» TASK DESCRIPTION
An exact, line-by-line copy is needed, beginning at the line with "Give me the" and ending at the last line of the listing below.

» STUDY MATERIAL
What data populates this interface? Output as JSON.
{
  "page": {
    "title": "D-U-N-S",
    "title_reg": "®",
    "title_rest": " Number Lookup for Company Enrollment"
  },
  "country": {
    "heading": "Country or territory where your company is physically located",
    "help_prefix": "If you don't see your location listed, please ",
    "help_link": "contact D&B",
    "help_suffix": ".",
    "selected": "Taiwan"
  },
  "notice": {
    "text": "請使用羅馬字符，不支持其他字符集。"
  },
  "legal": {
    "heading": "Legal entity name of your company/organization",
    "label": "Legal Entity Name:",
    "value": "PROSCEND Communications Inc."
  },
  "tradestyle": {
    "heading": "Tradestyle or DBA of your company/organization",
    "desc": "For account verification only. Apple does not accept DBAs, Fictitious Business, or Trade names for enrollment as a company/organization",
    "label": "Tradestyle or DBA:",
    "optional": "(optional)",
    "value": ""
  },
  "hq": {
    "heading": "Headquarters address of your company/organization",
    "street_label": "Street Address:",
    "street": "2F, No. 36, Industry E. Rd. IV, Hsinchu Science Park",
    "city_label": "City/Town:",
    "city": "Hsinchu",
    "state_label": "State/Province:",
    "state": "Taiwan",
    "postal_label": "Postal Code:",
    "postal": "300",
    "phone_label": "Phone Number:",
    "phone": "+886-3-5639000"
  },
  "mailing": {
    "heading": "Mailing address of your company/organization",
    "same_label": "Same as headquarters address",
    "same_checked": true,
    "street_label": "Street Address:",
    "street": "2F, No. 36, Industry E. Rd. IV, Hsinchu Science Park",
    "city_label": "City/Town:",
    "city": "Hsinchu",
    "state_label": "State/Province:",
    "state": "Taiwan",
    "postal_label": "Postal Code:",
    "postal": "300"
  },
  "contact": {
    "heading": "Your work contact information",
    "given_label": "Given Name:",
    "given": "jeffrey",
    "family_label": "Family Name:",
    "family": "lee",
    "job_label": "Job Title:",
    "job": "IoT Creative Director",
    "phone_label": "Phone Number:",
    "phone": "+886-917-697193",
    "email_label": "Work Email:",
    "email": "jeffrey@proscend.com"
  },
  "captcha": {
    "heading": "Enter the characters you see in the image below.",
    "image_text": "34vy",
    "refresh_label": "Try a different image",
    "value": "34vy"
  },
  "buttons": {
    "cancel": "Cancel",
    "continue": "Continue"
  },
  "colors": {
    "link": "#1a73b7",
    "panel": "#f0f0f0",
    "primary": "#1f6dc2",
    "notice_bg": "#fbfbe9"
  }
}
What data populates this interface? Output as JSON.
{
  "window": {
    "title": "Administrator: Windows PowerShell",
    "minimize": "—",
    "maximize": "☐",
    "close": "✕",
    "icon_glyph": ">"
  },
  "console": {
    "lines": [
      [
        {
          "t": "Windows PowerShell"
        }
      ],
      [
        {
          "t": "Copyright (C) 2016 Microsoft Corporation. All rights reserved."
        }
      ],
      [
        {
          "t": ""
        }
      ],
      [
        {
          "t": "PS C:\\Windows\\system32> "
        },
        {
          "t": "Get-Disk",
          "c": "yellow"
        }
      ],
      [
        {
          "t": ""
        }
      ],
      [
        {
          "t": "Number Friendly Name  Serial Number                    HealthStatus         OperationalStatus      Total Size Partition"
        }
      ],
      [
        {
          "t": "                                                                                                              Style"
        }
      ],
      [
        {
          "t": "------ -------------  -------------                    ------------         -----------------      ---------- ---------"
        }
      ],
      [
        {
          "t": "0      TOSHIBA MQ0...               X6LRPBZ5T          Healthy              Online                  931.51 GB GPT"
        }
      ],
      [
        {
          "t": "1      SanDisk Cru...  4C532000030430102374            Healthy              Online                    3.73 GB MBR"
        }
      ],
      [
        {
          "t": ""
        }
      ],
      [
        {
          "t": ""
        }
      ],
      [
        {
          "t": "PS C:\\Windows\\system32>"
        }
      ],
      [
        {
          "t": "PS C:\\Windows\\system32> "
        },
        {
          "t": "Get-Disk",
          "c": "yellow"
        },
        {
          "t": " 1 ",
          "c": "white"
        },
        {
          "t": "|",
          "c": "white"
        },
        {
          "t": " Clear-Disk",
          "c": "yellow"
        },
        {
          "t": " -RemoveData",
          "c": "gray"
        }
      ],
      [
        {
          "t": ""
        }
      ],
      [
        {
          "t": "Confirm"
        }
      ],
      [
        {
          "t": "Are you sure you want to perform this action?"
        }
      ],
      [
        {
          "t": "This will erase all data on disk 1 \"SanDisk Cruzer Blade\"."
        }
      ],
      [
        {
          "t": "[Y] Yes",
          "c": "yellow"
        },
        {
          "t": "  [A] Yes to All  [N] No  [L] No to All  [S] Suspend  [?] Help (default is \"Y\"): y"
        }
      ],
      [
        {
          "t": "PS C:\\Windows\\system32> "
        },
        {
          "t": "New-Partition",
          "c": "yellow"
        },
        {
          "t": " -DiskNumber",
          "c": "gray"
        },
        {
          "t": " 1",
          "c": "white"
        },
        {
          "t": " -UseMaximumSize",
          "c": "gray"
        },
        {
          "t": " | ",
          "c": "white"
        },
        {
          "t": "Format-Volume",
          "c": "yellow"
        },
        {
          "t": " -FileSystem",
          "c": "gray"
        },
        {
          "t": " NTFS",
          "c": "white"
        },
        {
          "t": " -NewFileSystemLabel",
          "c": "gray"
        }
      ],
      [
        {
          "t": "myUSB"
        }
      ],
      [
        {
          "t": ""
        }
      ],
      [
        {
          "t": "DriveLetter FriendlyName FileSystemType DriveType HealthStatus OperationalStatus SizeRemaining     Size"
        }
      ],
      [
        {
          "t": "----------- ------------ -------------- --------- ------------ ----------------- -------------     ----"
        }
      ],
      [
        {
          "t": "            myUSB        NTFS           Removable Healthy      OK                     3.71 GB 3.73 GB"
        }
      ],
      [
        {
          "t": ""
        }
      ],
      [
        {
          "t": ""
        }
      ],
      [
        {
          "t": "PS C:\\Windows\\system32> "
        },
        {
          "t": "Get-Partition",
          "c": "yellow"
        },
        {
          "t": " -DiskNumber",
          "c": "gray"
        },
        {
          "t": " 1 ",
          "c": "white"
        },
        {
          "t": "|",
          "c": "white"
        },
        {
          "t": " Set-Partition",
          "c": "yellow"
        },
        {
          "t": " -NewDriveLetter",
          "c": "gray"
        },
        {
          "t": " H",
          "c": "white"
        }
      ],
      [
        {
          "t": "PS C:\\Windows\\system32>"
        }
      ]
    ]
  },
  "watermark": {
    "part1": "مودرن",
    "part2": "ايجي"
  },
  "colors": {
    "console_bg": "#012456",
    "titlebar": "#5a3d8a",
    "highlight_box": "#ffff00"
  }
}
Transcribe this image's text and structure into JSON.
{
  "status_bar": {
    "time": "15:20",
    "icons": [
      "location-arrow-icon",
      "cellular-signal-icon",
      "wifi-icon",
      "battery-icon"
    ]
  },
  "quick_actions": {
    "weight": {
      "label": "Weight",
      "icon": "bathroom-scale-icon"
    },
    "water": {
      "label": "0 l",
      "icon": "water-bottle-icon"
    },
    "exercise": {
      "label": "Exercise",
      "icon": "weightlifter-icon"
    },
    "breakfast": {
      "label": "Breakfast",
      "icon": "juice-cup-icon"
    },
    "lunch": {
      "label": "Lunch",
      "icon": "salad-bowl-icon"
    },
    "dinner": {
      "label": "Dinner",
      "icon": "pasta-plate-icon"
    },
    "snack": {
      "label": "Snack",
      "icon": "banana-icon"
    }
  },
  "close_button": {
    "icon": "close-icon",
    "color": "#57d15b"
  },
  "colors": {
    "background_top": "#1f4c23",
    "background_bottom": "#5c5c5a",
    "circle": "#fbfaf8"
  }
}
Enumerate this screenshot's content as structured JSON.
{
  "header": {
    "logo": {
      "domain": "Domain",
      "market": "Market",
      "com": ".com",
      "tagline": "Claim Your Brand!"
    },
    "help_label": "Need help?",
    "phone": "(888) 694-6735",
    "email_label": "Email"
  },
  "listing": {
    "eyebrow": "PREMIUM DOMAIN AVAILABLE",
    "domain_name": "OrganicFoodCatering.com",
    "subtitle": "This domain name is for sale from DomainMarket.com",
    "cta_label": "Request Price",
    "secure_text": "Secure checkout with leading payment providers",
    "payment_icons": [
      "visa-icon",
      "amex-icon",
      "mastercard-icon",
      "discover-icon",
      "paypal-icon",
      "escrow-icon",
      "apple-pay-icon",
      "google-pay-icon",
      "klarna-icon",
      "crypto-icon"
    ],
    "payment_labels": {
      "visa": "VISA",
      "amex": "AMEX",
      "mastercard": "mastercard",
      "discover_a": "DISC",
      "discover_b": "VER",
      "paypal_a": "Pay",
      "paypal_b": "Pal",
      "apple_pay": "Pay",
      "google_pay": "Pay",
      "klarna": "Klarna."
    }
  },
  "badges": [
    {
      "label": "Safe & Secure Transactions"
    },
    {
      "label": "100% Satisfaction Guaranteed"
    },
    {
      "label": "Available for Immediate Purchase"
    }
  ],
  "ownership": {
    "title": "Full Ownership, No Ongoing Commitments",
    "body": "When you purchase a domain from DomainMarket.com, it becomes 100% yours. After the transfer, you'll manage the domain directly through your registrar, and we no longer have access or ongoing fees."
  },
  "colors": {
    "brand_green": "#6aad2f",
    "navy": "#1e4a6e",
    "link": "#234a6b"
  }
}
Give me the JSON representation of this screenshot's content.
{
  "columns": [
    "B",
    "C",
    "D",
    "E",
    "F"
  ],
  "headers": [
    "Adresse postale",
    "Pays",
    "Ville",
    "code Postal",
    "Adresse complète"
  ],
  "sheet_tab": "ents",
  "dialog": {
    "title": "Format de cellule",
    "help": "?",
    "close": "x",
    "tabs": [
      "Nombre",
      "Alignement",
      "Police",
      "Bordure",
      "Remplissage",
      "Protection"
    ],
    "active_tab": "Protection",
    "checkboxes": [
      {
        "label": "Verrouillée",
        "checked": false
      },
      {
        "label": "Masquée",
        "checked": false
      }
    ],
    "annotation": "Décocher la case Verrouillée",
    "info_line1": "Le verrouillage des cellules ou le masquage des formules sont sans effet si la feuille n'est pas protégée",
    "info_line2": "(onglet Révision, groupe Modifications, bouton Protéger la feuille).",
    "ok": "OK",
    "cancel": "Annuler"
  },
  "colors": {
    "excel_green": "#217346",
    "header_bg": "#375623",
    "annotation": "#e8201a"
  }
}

» ANSWER BOX
Give me the JSON representation of this screenshot's content.
{
  "columns": [
    "B",
    "C",
    "D",
    "E",
    "F"
  ],
  "headers": [
    "Adresse postale",
    "Pays",
    "Ville",
    "code Postal",
    "Adresse complète"
  ],
  "sheet_tab": "ents",
  "dialog": {
    "title": "Format de cellule",
    "help": "?",
    "close": "x",
    "tabs": [
      "Nombre",
      "Alignement",
      "Police",
      "Bordure",
      "Remplissage",
      "Protection"
    ],
    "active_tab": "Protection",
    "checkboxes": [
      {
        "label": "Verrouillée",
        "checked": false
      },
      {
        "label": "Masquée",
        "checked": false
      }
    ],
    "annotation": "Décocher la case Verrouillée",
    "info_line1": "Le verrouillage des cellules ou le masquage des formules sont sans effet si la feuille n'est pas protégée",
    "info_line2": "(onglet Révision, groupe Modifications, bouton Protéger la feuille).",
    "ok": "OK",
    "cancel": "Annuler"
  },
  "colors": {
    "excel_green": "#217346",
    "header_bg": "#375623",
    "annotation": "#e8201a"
  }
}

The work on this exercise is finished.